** Opening Supplied material block **

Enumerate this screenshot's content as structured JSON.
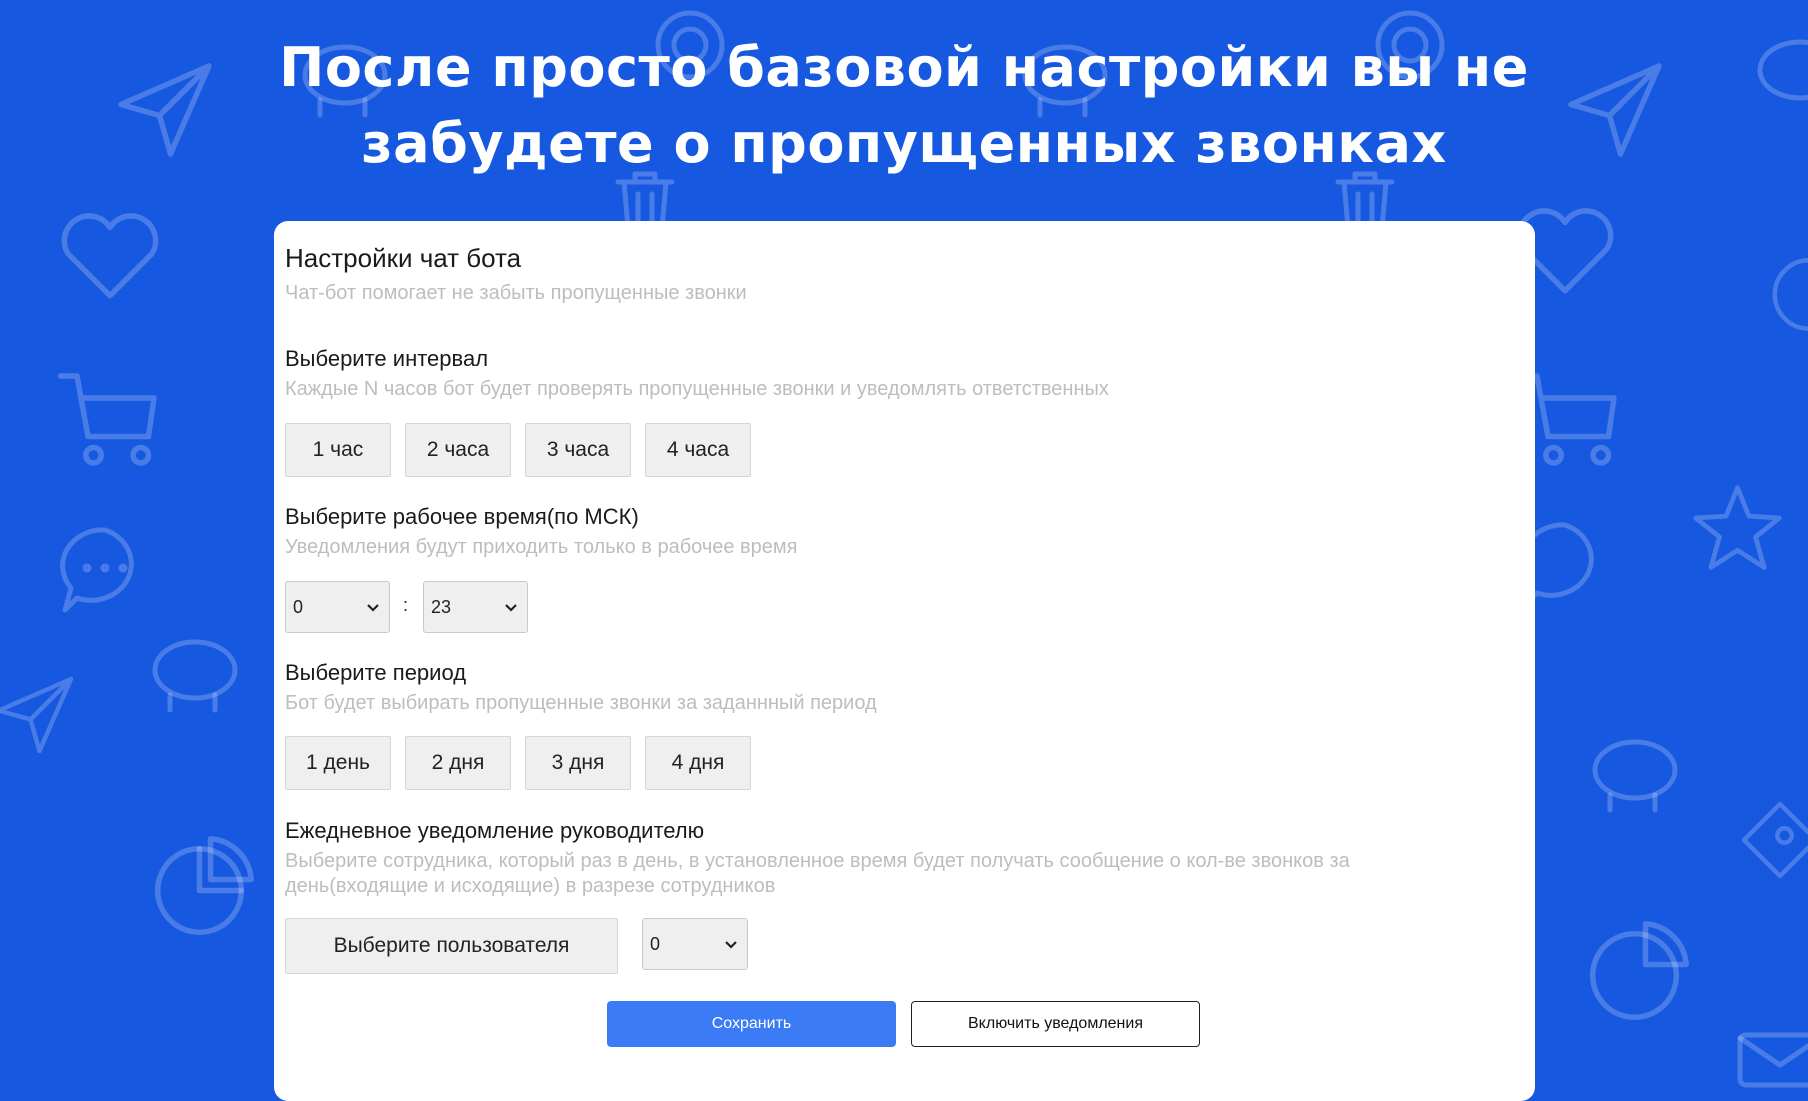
{
  "headline": {
    "line1": "После просто базовой настройки вы не",
    "line2": "забудете о пропущенных звонках"
  },
  "card": {
    "title": "Настройки чат бота",
    "subtitle": "Чат-бот помогает не забыть пропущенные звонки",
    "interval": {
      "heading": "Выберите интервал",
      "hint": "Каждые N часов бот будет проверять пропущенные звонки и уведомлять ответственных",
      "options": [
        "1 час",
        "2 часа",
        "3 часа",
        "4 часа"
      ]
    },
    "work_time": {
      "heading": "Выберите рабочее время(по МСК)",
      "hint": "Уведомления будут приходить только в рабочее время",
      "start_value": "0",
      "separator": ":",
      "end_value": "23"
    },
    "period": {
      "heading": "Выберите период",
      "hint": "Бот будет выбирать пропущенные звонки за заданнный период",
      "options": [
        "1 день",
        "2 дня",
        "3 дня",
        "4 дня"
      ]
    },
    "daily": {
      "heading": "Ежедневное уведомление руководителю",
      "hint_line1": "Выберите сотрудника, который раз в день, в установленное время будет получать сообщение о кол-ве звонков за",
      "hint_line2": "день(входящие и исходящие) в разрезе сотрудников",
      "user_button": "Выберите пользователя",
      "hour_value": "0"
    },
    "save_label": "Сохранить",
    "notify_label": "Включить уведомления"
  },
  "colors": {
    "background": "#1658e0",
    "primary_button": "#3b7bf5",
    "hint_text": "#bdbdbd"
  },
  "background_icons": [
    "paper-plane-icon",
    "gear-icon",
    "piggy-bank-icon",
    "heart-icon",
    "shopping-cart-icon",
    "chat-bubble-icon",
    "star-icon",
    "pie-chart-icon",
    "trash-icon",
    "tag-icon",
    "envelope-icon"
  ]
}
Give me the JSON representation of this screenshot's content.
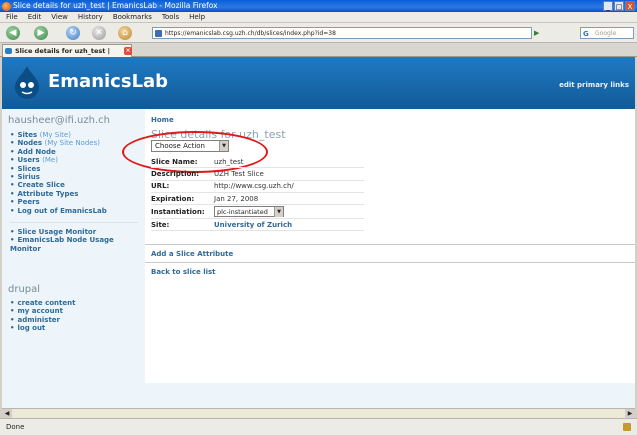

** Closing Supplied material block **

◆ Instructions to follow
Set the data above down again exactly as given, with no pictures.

◆ Task response
Enumerate this screenshot's content as structured JSON.
{
  "headline": {
    "line1": "После просто базовой настройки вы не",
    "line2": "забудете о пропущенных звонках"
  },
  "card": {
    "title": "Настройки чат бота",
    "subtitle": "Чат-бот помогает не забыть пропущенные звонки",
    "interval": {
      "heading": "Выберите интервал",
      "hint": "Каждые N часов бот будет проверять пропущенные звонки и уведомлять ответственных",
      "options": [
        "1 час",
        "2 часа",
        "3 часа",
        "4 часа"
      ]
    },
    "work_time": {
      "heading": "Выберите рабочее время(по МСК)",
      "hint": "Уведомления будут приходить только в рабочее время",
      "start_value": "0",
      "separator": ":",
      "end_value": "23"
    },
    "period": {
      "heading": "Выберите период",
      "hint": "Бот будет выбирать пропущенные звонки за заданнный период",
      "options": [
        "1 день",
        "2 дня",
        "3 дня",
        "4 дня"
      ]
    },
    "daily": {
      "heading": "Ежедневное уведомление руководителю",
      "hint_line1": "Выберите сотрудника, который раз в день, в установленное время будет получать сообщение о кол-ве звонков за",
      "hint_line2": "день(входящие и исходящие) в разрезе сотрудников",
      "user_button": "Выберите пользователя",
      "hour_value": "0"
    },
    "save_label": "Сохранить",
    "notify_label": "Включить уведомления"
  },
  "colors": {
    "background": "#1658e0",
    "primary_button": "#3b7bf5",
    "hint_text": "#bdbdbd"
  },
  "background_icons": [
    "paper-plane-icon",
    "gear-icon",
    "piggy-bank-icon",
    "heart-icon",
    "shopping-cart-icon",
    "chat-bubble-icon",
    "star-icon",
    "pie-chart-icon",
    "trash-icon",
    "tag-icon",
    "envelope-icon"
  ]
}
Give me the JSON representation of this screenshot's content.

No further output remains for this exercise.